19 Feb 2010

Are Consumer Prices Collapsing?!

All Posts 10 Comments

If you just read the headlines, you would be under the impression that we were once again tottering on the brink of a deflationary cliff. Darn that Fed for raising the discount rate! CNBC says for example: “Core Consumer Prices Show First Drop in 28 Years”

(The actual text of the article was fairly neutral, I should concede.)

Here’s the actual situation: The raw CPI level rose 0.3% from December 2009 to January 2010. If that one-month change were to occur 11 more times, the CPI would rise a total of 4.2% for the year. Not Weimar Germany, but hardly a lack of “price pressures.”

Now all this talk about “the first fall in core CPI since December 1982” is referring to this fact: If you first seasonally adjust the data (which suppresses price hikes because prices typically rise in the first quarter of the year), and then strip out energy and food prices, then that (largely meaningless) number fell from December 2009 to January 2010.

For what it’s worth, the raw CPI rose 2.6% from January 2009 to January 2010. Obviously my warnings about runaway price inflation have yet to come to fruition, but the deflationist camp is hardly sitting pretty either.

And remember, we have been conditioned to think that 2009 was a period of dancing with deflation, when even the official price index has been rising at a decent clip.
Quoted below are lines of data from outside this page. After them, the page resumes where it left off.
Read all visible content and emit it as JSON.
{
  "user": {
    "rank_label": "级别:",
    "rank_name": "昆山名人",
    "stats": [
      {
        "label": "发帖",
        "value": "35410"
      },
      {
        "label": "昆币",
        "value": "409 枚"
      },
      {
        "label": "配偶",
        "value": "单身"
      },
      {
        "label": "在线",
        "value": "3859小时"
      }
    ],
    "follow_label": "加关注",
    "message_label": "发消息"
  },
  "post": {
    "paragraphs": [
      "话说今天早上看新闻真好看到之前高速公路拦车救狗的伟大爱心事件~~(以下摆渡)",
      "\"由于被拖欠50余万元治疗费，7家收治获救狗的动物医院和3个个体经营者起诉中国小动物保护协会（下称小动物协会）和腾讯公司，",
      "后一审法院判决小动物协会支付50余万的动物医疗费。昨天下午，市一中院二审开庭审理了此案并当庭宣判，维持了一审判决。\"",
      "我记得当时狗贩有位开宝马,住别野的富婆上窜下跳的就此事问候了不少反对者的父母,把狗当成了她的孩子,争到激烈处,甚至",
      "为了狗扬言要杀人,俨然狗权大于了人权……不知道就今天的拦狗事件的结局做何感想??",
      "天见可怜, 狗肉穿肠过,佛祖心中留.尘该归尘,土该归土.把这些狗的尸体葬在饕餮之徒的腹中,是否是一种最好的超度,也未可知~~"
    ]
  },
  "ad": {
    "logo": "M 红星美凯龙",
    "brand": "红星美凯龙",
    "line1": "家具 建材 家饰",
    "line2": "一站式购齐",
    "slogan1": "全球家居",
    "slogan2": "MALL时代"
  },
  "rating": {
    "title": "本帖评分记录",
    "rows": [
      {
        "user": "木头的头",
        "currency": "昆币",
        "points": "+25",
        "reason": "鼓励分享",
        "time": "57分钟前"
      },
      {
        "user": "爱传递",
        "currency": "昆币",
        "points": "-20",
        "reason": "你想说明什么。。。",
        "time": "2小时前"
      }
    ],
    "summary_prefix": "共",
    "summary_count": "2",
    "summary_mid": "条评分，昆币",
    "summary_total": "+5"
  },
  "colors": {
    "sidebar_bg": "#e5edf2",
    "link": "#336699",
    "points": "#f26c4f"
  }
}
With this mindset, the Fed won’t “have” to take aggressive action to drain away excess reserves until the genie is not only out of the bottle, but has built a condo and renewed his driver’s license.

10 Responses to “Are Consumer Prices Collapsing?!”

  1. David says:

    Bob, I'm not sure I agree with your math. Taking 1.003^12 gives me 3.67% annualized inflation. Still a decent pace, though.

  2. Anonymous says:

    y/y can be deceiving – i like to look to at m/m annualized rates as well.

    Also to put things in perspective you can show people a chart of the actual price level…and for all those that scream about deflation show them a 2008-2010 chart of the price level vs. a 1929-1933 chart

  3. Anonymous says:

    Bob, it looks like you took 1.03^12 instead of 1.003.

  4. John says:

    Bob, Thank you for giving us the real info underlying the often inappropriate headlines we get from mainstream press. I very much appreciate it. John

  5. Bob Murphy says:

    Are you guys using the actual numbers from the link I gave? It wasn't 1.003 on the dot, there were trailing digits. If I raise the exact number to the twelfth power, I get (rounded) 4.2% growth.

  6. Anonymous says:

    Is the slow-mo crash being pulled off?

  7. Jim D. says:

    "Bob, Thank you for giving us the real info underlying the often inappropriate headlines we get from mainstream press. I very much appreciate it. John"

    Worth repeating.

  8. von Pepe says:

    Dr. Murphy,

    When will you offer an opinion as to whether the inflation is/could be entering the sysyem through asset prices.

    Did Mises address whether the monetary transmission mechanism entered the system through banks? Hayek certainly thought inflation hit different areas of the economy at different times.

    Why must we fight the aggregators on their battlefield of average prices (CPI) when we know the whole economy is a system of relative prices? I believe we will be perpetually misled by CPI and our arguments are undermined.

    Kind regards

  9. von Pepe says:

    The Austrians long opposed the concept of an overall price level
    and any concept of aggregate demand. “The over-all price level …
    hides the relative movements as against each other” and “these relative movements are of pivotal importance for certain cycle theories, especially for that of Professor von Hayek” (Schumpeter 1954: 1095).

  10. Anonymous says:

    My bad Bob, you were right.